Website and app data records:

○ ○ ○

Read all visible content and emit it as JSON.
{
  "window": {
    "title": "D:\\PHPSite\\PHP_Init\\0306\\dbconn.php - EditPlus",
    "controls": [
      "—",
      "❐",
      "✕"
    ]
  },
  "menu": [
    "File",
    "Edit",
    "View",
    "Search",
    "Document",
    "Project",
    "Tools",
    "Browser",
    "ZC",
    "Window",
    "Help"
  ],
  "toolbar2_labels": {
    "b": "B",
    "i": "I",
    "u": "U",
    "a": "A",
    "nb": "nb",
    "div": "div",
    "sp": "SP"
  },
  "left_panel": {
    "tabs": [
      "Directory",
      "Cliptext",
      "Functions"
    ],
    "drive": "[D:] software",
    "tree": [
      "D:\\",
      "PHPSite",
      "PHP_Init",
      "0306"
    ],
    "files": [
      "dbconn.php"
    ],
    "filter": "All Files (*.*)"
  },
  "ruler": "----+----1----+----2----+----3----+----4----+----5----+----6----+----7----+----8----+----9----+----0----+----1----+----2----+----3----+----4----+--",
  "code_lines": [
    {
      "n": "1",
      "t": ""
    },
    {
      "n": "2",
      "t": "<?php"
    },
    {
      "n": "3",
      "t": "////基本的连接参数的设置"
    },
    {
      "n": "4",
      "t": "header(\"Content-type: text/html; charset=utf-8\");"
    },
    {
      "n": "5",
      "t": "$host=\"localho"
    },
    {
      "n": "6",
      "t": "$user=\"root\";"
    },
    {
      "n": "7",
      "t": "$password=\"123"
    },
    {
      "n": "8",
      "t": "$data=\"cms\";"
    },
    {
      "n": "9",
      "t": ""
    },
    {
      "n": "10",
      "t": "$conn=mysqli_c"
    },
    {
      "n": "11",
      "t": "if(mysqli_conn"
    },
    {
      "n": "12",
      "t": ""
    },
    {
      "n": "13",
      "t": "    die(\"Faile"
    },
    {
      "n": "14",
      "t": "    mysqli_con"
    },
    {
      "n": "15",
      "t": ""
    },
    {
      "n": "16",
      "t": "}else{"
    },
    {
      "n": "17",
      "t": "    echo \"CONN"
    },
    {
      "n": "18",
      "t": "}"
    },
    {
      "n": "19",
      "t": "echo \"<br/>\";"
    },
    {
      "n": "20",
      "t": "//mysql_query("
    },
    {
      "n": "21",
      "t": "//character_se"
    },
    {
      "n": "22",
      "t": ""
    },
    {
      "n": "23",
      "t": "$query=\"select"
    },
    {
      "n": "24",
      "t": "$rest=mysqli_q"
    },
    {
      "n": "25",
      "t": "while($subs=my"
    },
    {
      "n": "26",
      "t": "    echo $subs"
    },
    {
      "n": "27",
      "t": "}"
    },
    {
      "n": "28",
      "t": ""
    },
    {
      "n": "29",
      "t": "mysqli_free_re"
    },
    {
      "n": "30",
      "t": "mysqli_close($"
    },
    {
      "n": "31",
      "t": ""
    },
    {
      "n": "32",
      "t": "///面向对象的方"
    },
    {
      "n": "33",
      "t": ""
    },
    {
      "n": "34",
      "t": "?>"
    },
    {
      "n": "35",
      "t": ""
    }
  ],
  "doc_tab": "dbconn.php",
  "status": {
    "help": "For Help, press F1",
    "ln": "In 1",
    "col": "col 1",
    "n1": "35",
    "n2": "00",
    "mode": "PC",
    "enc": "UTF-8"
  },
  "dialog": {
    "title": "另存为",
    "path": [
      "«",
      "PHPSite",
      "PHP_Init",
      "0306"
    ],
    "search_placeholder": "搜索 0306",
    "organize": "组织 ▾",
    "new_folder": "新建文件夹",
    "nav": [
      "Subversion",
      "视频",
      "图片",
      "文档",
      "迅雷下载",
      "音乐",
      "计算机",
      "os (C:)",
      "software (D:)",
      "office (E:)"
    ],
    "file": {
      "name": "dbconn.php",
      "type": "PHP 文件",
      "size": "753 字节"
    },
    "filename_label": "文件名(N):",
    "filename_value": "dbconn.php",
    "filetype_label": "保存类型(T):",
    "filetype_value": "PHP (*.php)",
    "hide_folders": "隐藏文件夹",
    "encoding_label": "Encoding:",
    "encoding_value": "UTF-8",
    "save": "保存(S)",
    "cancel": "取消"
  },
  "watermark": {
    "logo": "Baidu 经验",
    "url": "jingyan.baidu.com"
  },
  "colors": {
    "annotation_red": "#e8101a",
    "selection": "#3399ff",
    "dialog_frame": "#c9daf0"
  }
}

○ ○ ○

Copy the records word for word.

Read all visible content and emit it as JSON.
{
  "window": {
    "title": "D:\\PHPSite\\PHP_Init\\0306\\dbconn.php - EditPlus",
    "controls": [
      "—",
      "❐",
      "✕"
    ]
  },
  "menu": [
    "File",
    "Edit",
    "View",
    "Search",
    "Document",
    "Project",
    "Tools",
    "Browser",
    "ZC",
    "Window",
    "Help"
  ],
  "toolbar2_labels": {
    "b": "B",
    "i": "I",
    "u": "U",
    "a": "A",
    "nb": "nb",
    "div": "div",
    "sp": "SP"
  },
  "left_panel": {
    "tabs": [
      "Directory",
      "Cliptext",
      "Functions"
    ],
    "drive": "[D:] software",
    "tree": [
      "D:\\",
      "PHPSite",
      "PHP_Init",
      "0306"
    ],
    "files": [
      "dbconn.php"
    ],
    "filter": "All Files (*.*)"
  },
  "ruler": "----+----1----+----2----+----3----+----4----+----5----+----6----+----7----+----8----+----9----+----0----+----1----+----2----+----3----+----4----+--",
  "code_lines": [
    {
      "n": "1",
      "t": ""
    },
    {
      "n": "2",
      "t": "<?php"
    },
    {
      "n": "3",
      "t": "////基本的连接参数的设置"
    },
    {
      "n": "4",
      "t": "header(\"Content-type: text/html; charset=utf-8\");"
    },
    {
      "n": "5",
      "t": "$host=\"localho"
    },
    {
      "n": "6",
      "t": "$user=\"root\";"
    },
    {
      "n": "7",
      "t": "$password=\"123"
    },
    {
      "n": "8",
      "t": "$data=\"cms\";"
    },
    {
      "n": "9",
      "t": ""
    },
    {
      "n": "10",
      "t": "$conn=mysqli_c"
    },
    {
      "n": "11",
      "t": "if(mysqli_conn"
    },
    {
      "n": "12",
      "t": ""
    },
    {
      "n": "13",
      "t": "    die(\"Faile"
    },
    {
      "n": "14",
      "t": "    mysqli_con"
    },
    {
      "n": "15",
      "t": ""
    },
    {
      "n": "16",
      "t": "}else{"
    },
    {
      "n": "17",
      "t": "    echo \"CONN"
    },
    {
      "n": "18",
      "t": "}"
    },
    {
      "n": "19",
      "t": "echo \"<br/>\";"
    },
    {
      "n": "20",
      "t": "//mysql_query("
    },
    {
      "n": "21",
      "t": "//character_se"
    },
    {
      "n": "22",
      "t": ""
    },
    {
      "n": "23",
      "t": "$query=\"select"
    },
    {
      "n": "24",
      "t": "$rest=mysqli_q"
    },
    {
      "n": "25",
      "t": "while($subs=my"
    },
    {
      "n": "26",
      "t": "    echo $subs"
    },
    {
      "n": "27",
      "t": "}"
    },
    {
      "n": "28",
      "t": ""
    },
    {
      "n": "29",
      "t": "mysqli_free_re"
    },
    {
      "n": "30",
      "t": "mysqli_close($"
    },
    {
      "n": "31",
      "t": ""
    },
    {
      "n": "32",
      "t": "///面向对象的方"
    },
    {
      "n": "33",
      "t": ""
    },
    {
      "n": "34",
      "t": "?>"
    },
    {
      "n": "35",
      "t": ""
    }
  ],
  "doc_tab": "dbconn.php",
  "status": {
    "help": "For Help, press F1",
    "ln": "In 1",
    "col": "col 1",
    "n1": "35",
    "n2": "00",
    "mode": "PC",
    "enc": "UTF-8"
  },
  "dialog": {
    "title": "另存为",
    "path": [
      "«",
      "PHPSite",
      "PHP_Init",
      "0306"
    ],
    "search_placeholder": "搜索 0306",
    "organize": "组织 ▾",
    "new_folder": "新建文件夹",
    "nav": [
      "Subversion",
      "视频",
      "图片",
      "文档",
      "迅雷下载",
      "音乐",
      "计算机",
      "os (C:)",
      "software (D:)",
      "office (E:)"
    ],
    "file": {
      "name": "dbconn.php",
      "type": "PHP 文件",
      "size": "753 字节"
    },
    "filename_label": "文件名(N):",
    "filename_value": "dbconn.php",
    "filetype_label": "保存类型(T):",
    "filetype_value": "PHP (*.php)",
    "hide_folders": "隐藏文件夹",
    "encoding_label": "Encoding:",
    "encoding_value": "UTF-8",
    "save": "保存(S)",
    "cancel": "取消"
  },
  "watermark": {
    "logo": "Baidu 经验",
    "url": "jingyan.baidu.com"
  },
  "colors": {
    "annotation_red": "#e8101a",
    "selection": "#3399ff",
    "dialog_frame": "#c9daf0"
  }
}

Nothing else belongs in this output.